A Legacy of Art in Community
Abstract with Oranges, (1955) duco enamel on canvas, collection of the KIA
Kirk Newman: January 5, 1926 - November 4, 2017
A prominent Midwest sculptor, Kirk Newman came to Kalamazoo in 1949 as part of the University of Michigan's extension program to work at the Kalamazoo Institute of Arts. When he retired as Director of Education in 1978, the school that would come to bear his name had received national recognition that continues today.
Born in Dallas, Texas, in 1926, Kirk Newman began his artistic career experimenting with abstract sculpture and painting. He moved into exploring the human figure and the complexities of the modern world, beginning with small bronze sculptures of anonymous businessmen, whose suits identified them as figures of power and authority, but whose crouching, falling, and grasping postures revealed vulnerability. As Newman's nuances embraced the whimsical and satirical, the figures suggested the inflated egos and social pretensions of their subjects. By the 1980s, his businessmen - now flattened and shadow-like - conveyed the fast pace of contemporary life.

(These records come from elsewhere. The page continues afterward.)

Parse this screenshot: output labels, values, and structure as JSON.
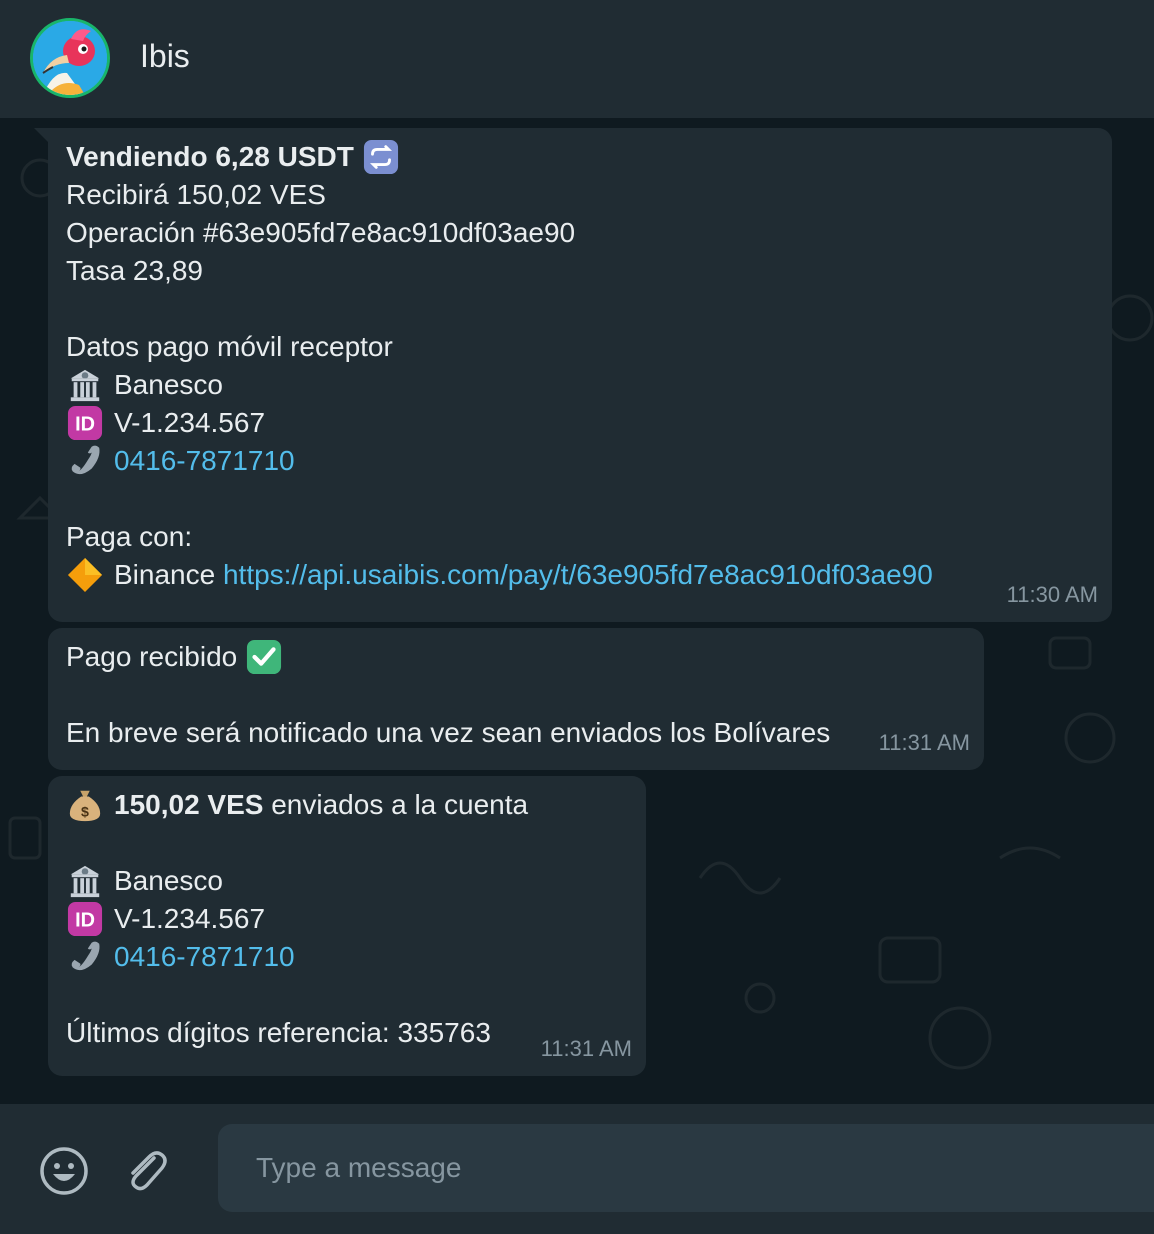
{
  "header": {
    "title": "Ibis",
    "avatar_icon": "ibis-bird-avatar"
  },
  "messages": [
    {
      "lines": {
        "title": "Vendiendo 6,28 USDT",
        "receive": "Recibirá 150,02 VES",
        "operation": "Operación #63e905fd7e8ac910df03ae90",
        "rate": "Tasa 23,89",
        "section": "Datos pago móvil receptor",
        "bank": "Banesco",
        "id": "V-1.234.567",
        "phone": "0416-7871710",
        "pay_with": "Paga con:",
        "pay_method": "Binance",
        "pay_link": "https://api.usaibis.com/pay/t/63e905fd7e8ac910df03ae90"
      },
      "time": "11:30 AM"
    },
    {
      "lines": {
        "title": "Pago recibido",
        "body": "En breve será notificado una vez sean enviados los Bolívares"
      },
      "time": "11:31 AM"
    },
    {
      "lines": {
        "amount": "150,02 VES",
        "amount_suffix": " enviados a la cuenta",
        "bank": "Banesco",
        "id": "V-1.234.567",
        "phone": "0416-7871710",
        "reference": "Últimos dígitos referencia: 335763"
      },
      "time": "11:31 AM"
    }
  ],
  "composer": {
    "placeholder": "Type a message",
    "emoji_icon": "emoji-icon",
    "attach_icon": "paperclip-icon"
  },
  "colors": {
    "bubble": "#202c33",
    "link": "#53bdeb",
    "text": "#e9edef",
    "muted": "#8696a0"
  }
}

Widely known as a sculptor, Newman was also a drawer, painter, and printmaker. His most lasting regional impact, however, was as a dedicated educator. He facilitated the partnership with University of Michigan extension service that expanded art class offerings at the KIA, and was the school's first full-time instructor. He was director of the art school from 1961 to his retirement in 1978.
Kirk Newman believed community art programs could be as stimulating and rewarding as those offered at the college level, and he recruited a dedicated group of teachers to help develop the KIA art school, which became an enduring resource to the Kalamazoo community.
In a 2015 interview with the Kalamazoo Gazette, Kirk said he was very interested in how to create a community that embraced art when he came to town.
"Rather than have a few pictures around, the question was what do people do with art," he said. "I think we created a huge awareness of quality arts and an appreciation for it. We were giving people a chance to actually experience the arts. Once you experience trying to make things, it's very different than just being an observer. Then it becomes a unique experience."
Please visit www.kirknewman.com for an in-depth look at Kirk Newman's legacy.
Memorial contributions may be made to the Kirk Newman Art School scholarship fund at the Kalamazoo Institute of Arts.
Newman's reputation was created largely from 2 bodies of work: small bronze business figures and large public pieces presenting a more traditional approach to the figure, which can be found in Toronto, Hong Kong, and throughout Michigan. Examples of his large public sculptures (shown):
When Mercy and Justice Prevail (1976) Bronson Park, Kalamazoo, Michigan
Hong Kong People (1990) Hotel Conrad, Hong Kong
Community (2001) Manulife Financial, Toronto, Canada
Children of the World (1995) Frederik Meijer Gardens and Sculpture Park, Grand Rapids, Michigan
LOL Greenleaf Trust Building (2013) Birmingham, Michigan
The Children of Sherman Lake (2012) with Joshua Diedrich, Sherman Lake YMCA Camp, Augusta, Michigan
People (1974) Kalamazoo Institute of Arts, Kalamazoo, Michigan
Below: Goodbye (1978) lithograph, collection of the KIA